Kei Nishikori's loss in Japan Open final underlines his serving incapability
The stage was set. The local hero received top billing. But, in the end, in front of a full house cheering for him, he failed to live up to the expectations. We've seen this happen time and again across sports, where the favorite messed up at the final hurdle. And, when they do, there's almost a sense of vulnerability surrounding them. They seem defenseless and there's nothing they can do to make it right.
In Tokyo, on Sunday, the stage was set for Kei Nishikori, against Daniil Medvedev, to win his home event after four long years. Prior to the final, he was the best player by a margin, and naturally the favorite for the title. But, what transpired in the final wasn't what was expected. Medvedev, a qualifier in Tokyo, blew Nishikori away with a delicate mix of power and precision.
At first glance, Nishikori's game looks complete - powerful forehand and one of the most efficient and attractive backhands on tour, with bankable volleying skills. It's only on a closer look that the glaring weaknesses appear. Nishikori's serve is one of the weakest amnng the top 50 players on tour. And while his baseline game is strong, against strong opponents who can outmaneuver him tactically, the serve completely falls apart and is taken advantage of.
Nishikori came into the Japan Open final on the back of some impressive all-round tennis throughout the week. There was also a streak that he had to end - consecutive losses in finals. And, as had mostly been the case at those finals, in Tokyo as well, he paid the price for a weak serve. Medvedev pounced on every single second serve and made the most of those, winning 12 of 17 second serve return points.
He executed his game plan perfectly right from the start and held on to it regardless of the consequences. Well, there wasn't much of a 'consequence' to care for, except him outperforming Nishikori in every department. But, it was important for him to stick to Plan A while enjoying a healthy lead and not give it away, and Medvedev did that perfectly.
Other than the serve, Nishikori's biggest disadvantage against Medvedev was the inability to put pressure on the Russian's weaker forehand wing on a consistent basis. He had mentioned before the match that he knew his opponent's strengths were his serve and backhand, and that he wanted to attack the forehand. He did, too. But only for the first 5 minutes, in the first game. Nishikori earned a break point which he couldn't convert.
And somewhat surprisingly after that, for a player as adept in returning as himself, Nishikori completely switched off for the rest of the match. He won a total of 1 point in the next 8 return games, resulting in an unwarranted defeat at the hands of a rising star.
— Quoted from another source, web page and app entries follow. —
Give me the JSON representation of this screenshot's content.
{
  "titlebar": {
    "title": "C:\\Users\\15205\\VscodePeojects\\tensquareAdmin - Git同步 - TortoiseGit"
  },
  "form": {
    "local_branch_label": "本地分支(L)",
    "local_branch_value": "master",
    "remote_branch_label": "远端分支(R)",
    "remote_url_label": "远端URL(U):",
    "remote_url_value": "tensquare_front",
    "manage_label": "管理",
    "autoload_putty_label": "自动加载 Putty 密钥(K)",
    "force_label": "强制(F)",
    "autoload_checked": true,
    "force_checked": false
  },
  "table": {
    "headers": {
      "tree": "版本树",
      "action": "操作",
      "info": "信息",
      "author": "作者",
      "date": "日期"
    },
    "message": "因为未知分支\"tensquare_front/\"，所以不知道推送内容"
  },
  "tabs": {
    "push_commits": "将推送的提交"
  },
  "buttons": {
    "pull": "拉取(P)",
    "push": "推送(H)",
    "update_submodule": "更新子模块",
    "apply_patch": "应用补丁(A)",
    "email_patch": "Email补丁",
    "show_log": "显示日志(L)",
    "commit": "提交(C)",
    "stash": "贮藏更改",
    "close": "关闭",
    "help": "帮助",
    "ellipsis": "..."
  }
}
By the last point, he looked a little too spent mentally as he handed the Russian the win with a forehand error.
It's justifiable to have a bad day in the office, which could be one explanation for his dismal performance against a strong Medvedev. But, the worrying point is his streak of 8 consecutive losses in finals, following the one in Tokyo. Since winning in Memphis in 2016 (where he beat an eighteen-year-old Taylor Fritz), Nishikori has now lost 8 straight finals that he's appeared in. To make matters worse, he's won a combined total of 1 set in these 8 finals (against Grigor Dimitrov in Brisbane 2017).
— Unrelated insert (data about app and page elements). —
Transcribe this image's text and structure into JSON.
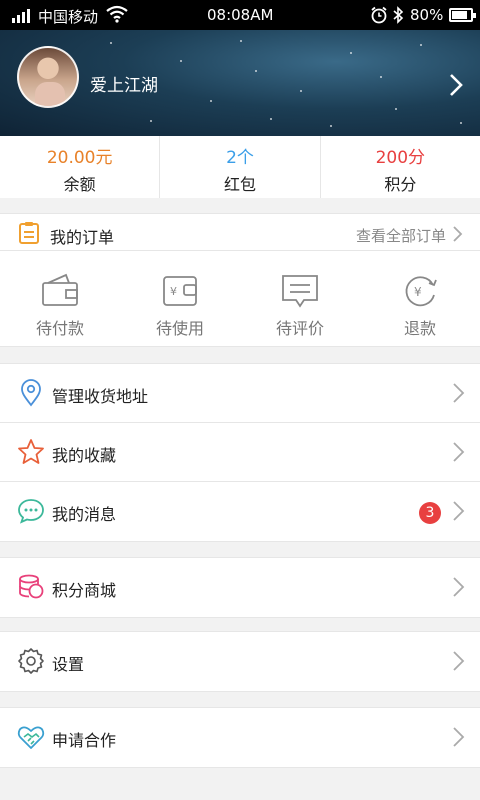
{
  "status_bar": {
    "carrier": "中国移动",
    "time": "08:08AM",
    "battery": "80%"
  },
  "profile": {
    "username": "爱上江湖"
  },
  "stats": [
    {
      "value": "20.00元",
      "label": "余额",
      "color": "#e8822a"
    },
    {
      "value": "2个",
      "label": "红包",
      "color": "#3a9ee8"
    },
    {
      "value": "200分",
      "label": "积分",
      "color": "#e84040"
    }
  ],
  "orders": {
    "title": "我的订单",
    "view_all": "查看全部订单",
    "statuses": [
      {
        "label": "待付款",
        "icon": "wallet-icon"
      },
      {
        "label": "待使用",
        "icon": "yen-wallet-icon"
      },
      {
        "label": "待评价",
        "icon": "comment-icon"
      },
      {
        "label": "退款",
        "icon": "refund-icon"
      }
    ]
  },
  "menu": {
    "address": "管理收货地址",
    "favorites": "我的收藏",
    "messages": "我的消息",
    "messages_badge": "3",
    "points_mall": "积分商城",
    "settings": "设置",
    "cooperation": "申请合作"
  }
}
In the meantime, he's lost finals against Novak Djokovic, Rafa Nadal, Marin Cilic, and even Alexandr Dolgopolov. Not quite something one would expect from a player of his calibre.
Some might want to squash it off because of his comeback from injury, but the truth is, his comeback started in January, and we're in October now. Nishikori has failed almost every time he's had to really up the ante against someone who's outwitting and overpowering him. Perhaps it all comes down to an inability on service games, but Nishikori looks a bit too mentally fragile in the finals. The mental weakness can very well lead to missing routine shots from both wings which he did in abundance in Tokyo.
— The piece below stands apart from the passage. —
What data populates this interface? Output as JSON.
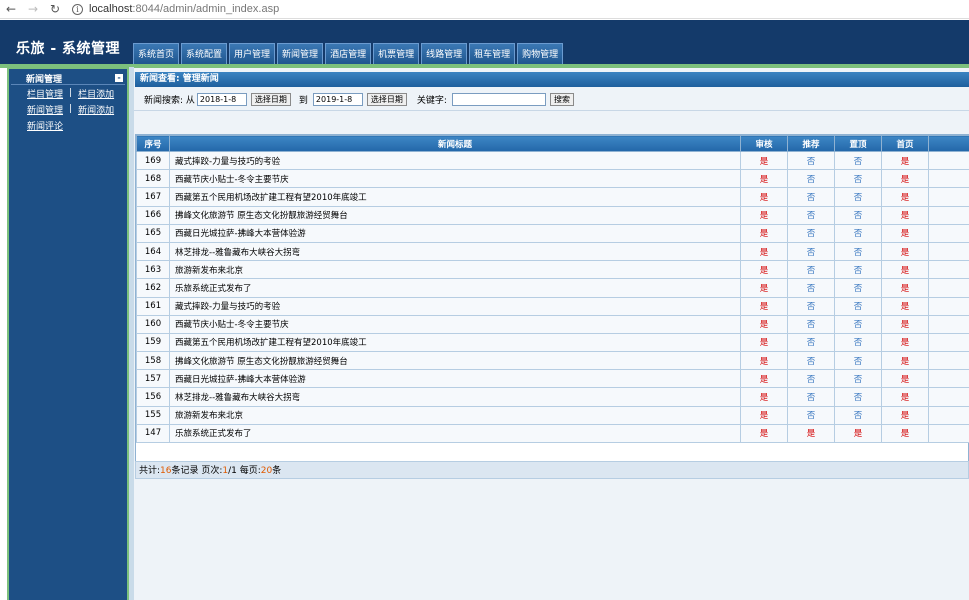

Given his history of injuries, physical exhaustion can't be overlooked either, but that gets little support in this case, since he won all his matches in straight sets. He came into the final relatively fresh and feeling healthy.
This could've been the comeback stage for him, but he failed to impress when it mattered the most. Shanghai Masters poses a different challenge for him, and this defeat would surely be a setback. If his serve isn't working - chances of which are very high - it'll be a Herculean task for him to win big matches consistently and return to the level he once was at.